Flexible and efficient variants of the Self Organizing Map algorithm have been proposed for non vector data, including, for example, the dissimilarity SOM (also called the Median SOM) and several kernelized versions of SOM. Although the first one is a generalization of the batch version of the SOM algorithm to data described by a dissimilarity measure, the various versions of the second ones are stochastic SOM. We propose here to introduce a batch version of the kernel SOM and to show how this one is related to the dissimilarity SOM. Finally, an application to the classification of the vertices of a graph is proposed and the algorithms are tested and compared on a simulated data set.
Improving the H2MLVQ algorithm by the Cross Entropy Method
|Presenting Author: Abderrahmane Boubezoul,|
|Authors: Abderrahmane Boubezoul, Sébastien Paris, Mustapha Ouladsine|
This paper addresses the use of a stochastic optimization method called the Cross Entropy
(CE) Method in the improvement of a recently proposed H2MLVQ (Harmonic to
minimum LVQ) algorithm, this algorithm was proposed as an initialization insensitive variant
of the well known Learning Vector Quantization (LVQ) algorithm. This paper has
two aims, the first aim is the use of the Cross Entropy (CE) Method to tackle the initialization
sensitiveness problem associated with the original (LVQ) algorithm and its
variants and the second aim is to use a weighted norm instead of the Euclidean
norm in order to select the most relevant features. The results in this paper
indicate that the CE method can successfully be applied to this kind of
problems and efficiently generate high quality solutions. Also, good
competitive numerical results on several datasets are reported.
Accelerating Relational Clustering Algorithms With Sparse Prototype Representation
|Presenting Author: Fabrice Rossi|
|Authors: Fabrice Rossi, Alexander Hasenfuß, Barbara Hammer|
In some application contexts, data are better described by a matrix of
pairwise dissimilarities rather than by a vector representation. Clustering
and topographic mapping algorithms have been adapted to this type of data,
either via the generalized Median principle, or more recently with the so
called relational approach, in which prototypes are represented by virtual
linear combinations of the original observations. One drawback of those
methods is their complexity, which scales as the square of the number of
observations, mainly because they use dense prototype representations: each
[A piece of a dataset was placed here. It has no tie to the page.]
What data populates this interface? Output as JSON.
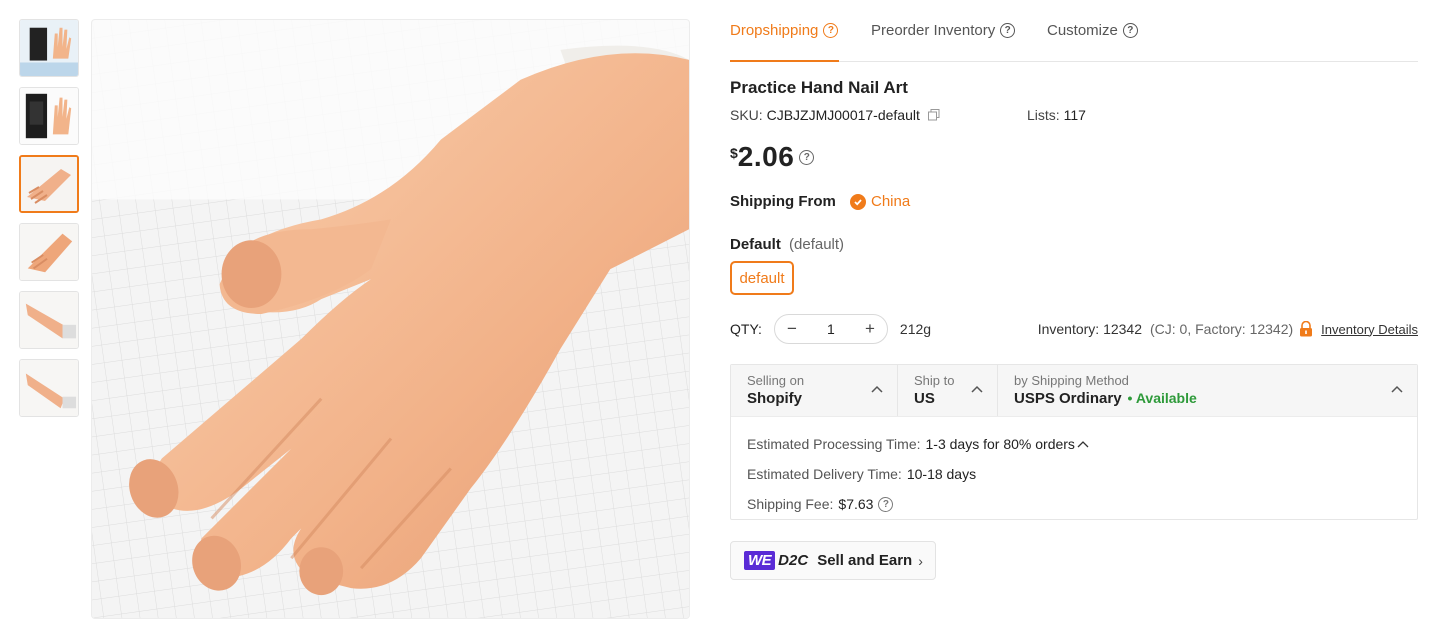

prototype is obtained as a virtual combination of all the elements of its
cluster (at least). We propose in this paper to use a sparse representation of
the prototypes to obtain relational algorithms with sub-quadratic complexity.